Dataset entries
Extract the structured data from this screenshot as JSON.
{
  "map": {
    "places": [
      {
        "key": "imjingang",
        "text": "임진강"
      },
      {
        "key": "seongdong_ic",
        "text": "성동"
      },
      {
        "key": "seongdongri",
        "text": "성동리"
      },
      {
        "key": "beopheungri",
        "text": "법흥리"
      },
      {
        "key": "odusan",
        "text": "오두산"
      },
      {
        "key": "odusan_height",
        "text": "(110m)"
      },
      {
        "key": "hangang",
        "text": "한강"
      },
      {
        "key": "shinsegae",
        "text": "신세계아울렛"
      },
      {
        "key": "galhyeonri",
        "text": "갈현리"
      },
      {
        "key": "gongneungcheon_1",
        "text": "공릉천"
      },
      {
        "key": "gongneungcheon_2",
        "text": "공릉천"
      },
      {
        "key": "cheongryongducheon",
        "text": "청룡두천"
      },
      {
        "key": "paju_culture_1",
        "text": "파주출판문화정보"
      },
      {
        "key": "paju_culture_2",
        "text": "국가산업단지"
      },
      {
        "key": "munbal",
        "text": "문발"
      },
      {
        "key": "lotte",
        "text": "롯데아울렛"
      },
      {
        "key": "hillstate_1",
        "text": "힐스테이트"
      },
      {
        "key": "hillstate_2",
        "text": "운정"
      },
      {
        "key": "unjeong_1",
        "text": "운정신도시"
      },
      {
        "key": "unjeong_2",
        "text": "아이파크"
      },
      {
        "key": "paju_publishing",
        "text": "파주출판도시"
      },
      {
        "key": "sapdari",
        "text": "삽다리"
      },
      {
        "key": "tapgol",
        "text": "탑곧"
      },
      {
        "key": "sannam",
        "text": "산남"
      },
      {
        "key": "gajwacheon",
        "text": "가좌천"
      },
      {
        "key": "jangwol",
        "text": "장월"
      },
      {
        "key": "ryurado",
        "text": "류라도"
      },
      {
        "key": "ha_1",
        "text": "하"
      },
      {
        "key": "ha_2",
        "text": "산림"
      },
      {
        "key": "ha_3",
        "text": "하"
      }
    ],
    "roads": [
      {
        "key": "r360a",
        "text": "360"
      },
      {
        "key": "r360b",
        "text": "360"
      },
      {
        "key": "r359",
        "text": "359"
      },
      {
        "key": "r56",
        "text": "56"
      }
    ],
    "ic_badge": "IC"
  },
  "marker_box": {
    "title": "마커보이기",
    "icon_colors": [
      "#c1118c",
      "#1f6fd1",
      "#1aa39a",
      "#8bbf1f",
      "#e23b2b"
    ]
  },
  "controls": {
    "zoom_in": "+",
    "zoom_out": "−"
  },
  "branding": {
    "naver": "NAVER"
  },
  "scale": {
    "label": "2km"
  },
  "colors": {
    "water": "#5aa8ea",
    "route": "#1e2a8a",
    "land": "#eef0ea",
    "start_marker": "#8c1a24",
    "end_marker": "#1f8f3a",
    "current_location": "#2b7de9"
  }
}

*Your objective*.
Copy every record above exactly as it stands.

*Expected answer*.
Extract the structured data from this screenshot as JSON.
{
  "map": {
    "places": [
      {
        "key": "imjingang",
        "text": "임진강"
      },
      {
        "key": "seongdong_ic",
        "text": "성동"
      },
      {
        "key": "seongdongri",
        "text": "성동리"
      },
      {
        "key": "beopheungri",
        "text": "법흥리"
      },
      {
        "key": "odusan",
        "text": "오두산"
      },
      {
        "key": "odusan_height",
        "text": "(110m)"
      },
      {
        "key": "hangang",
        "text": "한강"
      },
      {
        "key": "shinsegae",
        "text": "신세계아울렛"
      },
      {
        "key": "galhyeonri",
        "text": "갈현리"
      },
      {
        "key": "gongneungcheon_1",
        "text": "공릉천"
      },
      {
        "key": "gongneungcheon_2",
        "text": "공릉천"
      },
      {
        "key": "cheongryongducheon",
        "text": "청룡두천"
      },
      {
        "key": "paju_culture_1",
        "text": "파주출판문화정보"
      },
      {
        "key": "paju_culture_2",
        "text": "국가산업단지"
      },
      {
        "key": "munbal",
        "text": "문발"
      },
      {
        "key": "lotte",
        "text": "롯데아울렛"
      },
      {
        "key": "hillstate_1",
        "text": "힐스테이트"
      },
      {
        "key": "hillstate_2",
        "text": "운정"
      },
      {
        "key": "unjeong_1",
        "text": "운정신도시"
      },
      {
        "key": "unjeong_2",
        "text": "아이파크"
      },
      {
        "key": "paju_publishing",
        "text": "파주출판도시"
      },
      {
        "key": "sapdari",
        "text": "삽다리"
      },
      {
        "key": "tapgol",
        "text": "탑곧"
      },
      {
        "key": "sannam",
        "text": "산남"
      },
      {
        "key": "gajwacheon",
        "text": "가좌천"
      },
      {
        "key": "jangwol",
        "text": "장월"
      },
      {
        "key": "ryurado",
        "text": "류라도"
      },
      {
        "key": "ha_1",
        "text": "하"
      },
      {
        "key": "ha_2",
        "text": "산림"
      },
      {
        "key": "ha_3",
        "text": "하"
      }
    ],
    "roads": [
      {
        "key": "r360a",
        "text": "360"
      },
      {
        "key": "r360b",
        "text": "360"
      },
      {
        "key": "r359",
        "text": "359"
      },
      {
        "key": "r56",
        "text": "56"
      }
    ],
    "ic_badge": "IC"
  },
  "marker_box": {
    "title": "마커보이기",
    "icon_colors": [
      "#c1118c",
      "#1f6fd1",
      "#1aa39a",
      "#8bbf1f",
      "#e23b2b"
    ]
  },
  "controls": {
    "zoom_in": "+",
    "zoom_out": "−"
  },
  "branding": {
    "naver": "NAVER"
  },
  "scale": {
    "label": "2km"
  },
  "colors": {
    "water": "#5aa8ea",
    "route": "#1e2a8a",
    "land": "#eef0ea",
    "start_marker": "#8c1a24",
    "end_marker": "#1f8f3a",
    "current_location": "#2b7de9"
  }
}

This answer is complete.